“Scheduled commercial passenger operations retained a zero fatal accident rate record. As much as the statistics are encouraging, SACAA still maintains one fatality is one just too many. We certainly believe there is still room for improvement particularly in relation to recreational and general aviation activities. We urge the general aviation and recreational sector to emulate the safety culture that has year-after-year ensured commercial operations maintain an admirable safety record,” said Director of Civil Aviation Poppy Khoza.

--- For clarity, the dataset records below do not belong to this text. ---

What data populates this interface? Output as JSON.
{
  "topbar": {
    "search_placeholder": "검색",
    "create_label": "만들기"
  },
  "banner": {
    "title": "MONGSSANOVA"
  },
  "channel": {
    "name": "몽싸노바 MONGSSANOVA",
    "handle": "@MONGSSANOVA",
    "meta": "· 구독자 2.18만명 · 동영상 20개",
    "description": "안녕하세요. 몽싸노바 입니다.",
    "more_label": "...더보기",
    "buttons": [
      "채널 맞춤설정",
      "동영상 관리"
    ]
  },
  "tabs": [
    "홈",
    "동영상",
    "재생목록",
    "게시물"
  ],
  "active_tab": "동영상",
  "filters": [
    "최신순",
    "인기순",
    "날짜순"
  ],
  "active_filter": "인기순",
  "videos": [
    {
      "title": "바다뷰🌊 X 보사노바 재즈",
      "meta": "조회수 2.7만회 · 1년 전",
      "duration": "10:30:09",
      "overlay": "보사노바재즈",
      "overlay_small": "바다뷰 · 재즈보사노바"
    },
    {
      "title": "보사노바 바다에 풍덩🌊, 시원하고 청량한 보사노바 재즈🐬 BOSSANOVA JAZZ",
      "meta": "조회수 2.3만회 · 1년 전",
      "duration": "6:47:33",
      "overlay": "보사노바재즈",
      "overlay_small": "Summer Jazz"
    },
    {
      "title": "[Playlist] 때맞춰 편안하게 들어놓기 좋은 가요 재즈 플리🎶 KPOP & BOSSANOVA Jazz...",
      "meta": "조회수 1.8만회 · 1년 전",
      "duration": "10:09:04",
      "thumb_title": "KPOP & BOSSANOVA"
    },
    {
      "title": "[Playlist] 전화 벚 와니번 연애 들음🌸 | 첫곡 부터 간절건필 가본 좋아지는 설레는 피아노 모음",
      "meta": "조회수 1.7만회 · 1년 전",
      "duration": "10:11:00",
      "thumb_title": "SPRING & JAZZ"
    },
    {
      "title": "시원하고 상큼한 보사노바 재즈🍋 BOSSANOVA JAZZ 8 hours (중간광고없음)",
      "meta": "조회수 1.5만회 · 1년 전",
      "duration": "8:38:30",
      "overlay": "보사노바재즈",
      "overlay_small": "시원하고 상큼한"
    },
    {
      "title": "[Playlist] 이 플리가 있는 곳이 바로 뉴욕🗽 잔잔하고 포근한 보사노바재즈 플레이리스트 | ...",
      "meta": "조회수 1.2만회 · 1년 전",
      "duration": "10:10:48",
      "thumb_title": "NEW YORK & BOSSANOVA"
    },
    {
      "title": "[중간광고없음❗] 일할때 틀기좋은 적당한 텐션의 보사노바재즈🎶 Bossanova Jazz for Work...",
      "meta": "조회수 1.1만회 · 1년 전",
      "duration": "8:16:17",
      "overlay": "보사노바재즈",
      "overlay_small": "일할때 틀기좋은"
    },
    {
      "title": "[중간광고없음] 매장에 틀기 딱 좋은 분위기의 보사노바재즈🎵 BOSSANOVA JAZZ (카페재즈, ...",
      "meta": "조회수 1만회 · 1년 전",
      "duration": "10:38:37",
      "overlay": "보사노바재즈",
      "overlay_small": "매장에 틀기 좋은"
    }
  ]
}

She told an aviation safety seminar in Midrand the reduction in aviation accidents statistics was the result of numerous interventions, key being safety awareness campaigns run by SACAA and other aviation organisations.
“In terms of the safety campaigns, we have a multi-entity team travelling to provinces to meet and share safety tips with the general aviation fraternity. We can also credit the Cross-Functional Accident Reduction Plan, another initiative launched about two years ago with the aim of reducing accidents in the general aviation sector,” she said.

The safety awareness campaigns provide aviators with crucial information and scenarios to enable them to make appropriate decisions before and during flight, especially in adverse weather. The safety presentations include video presentations as well as discussions on the need for general aviation pilots to be more vigilant and professional than pilots operating in the commercial sector, due to the demands of the single pilot operations found in general aviation she told the 150-strong audience at the seminar.

On RPAS (remote piloted aircraft systems) Khoza said: “This new technology is here to stay and as much as we are enthusiastic about integration of RPAS into civilian airspace, we are mindful of the security and safety aspects these types of aircraft bring. We have to continue with dialogue around this new technology and pinpoint challenges as well as solutions relating to remotely piloted aircraft systems”.



To date SACAA has issued approvals for 140 RPAS certification of registrations, one RPAS training organisation and 15 RPAS pilot licenses.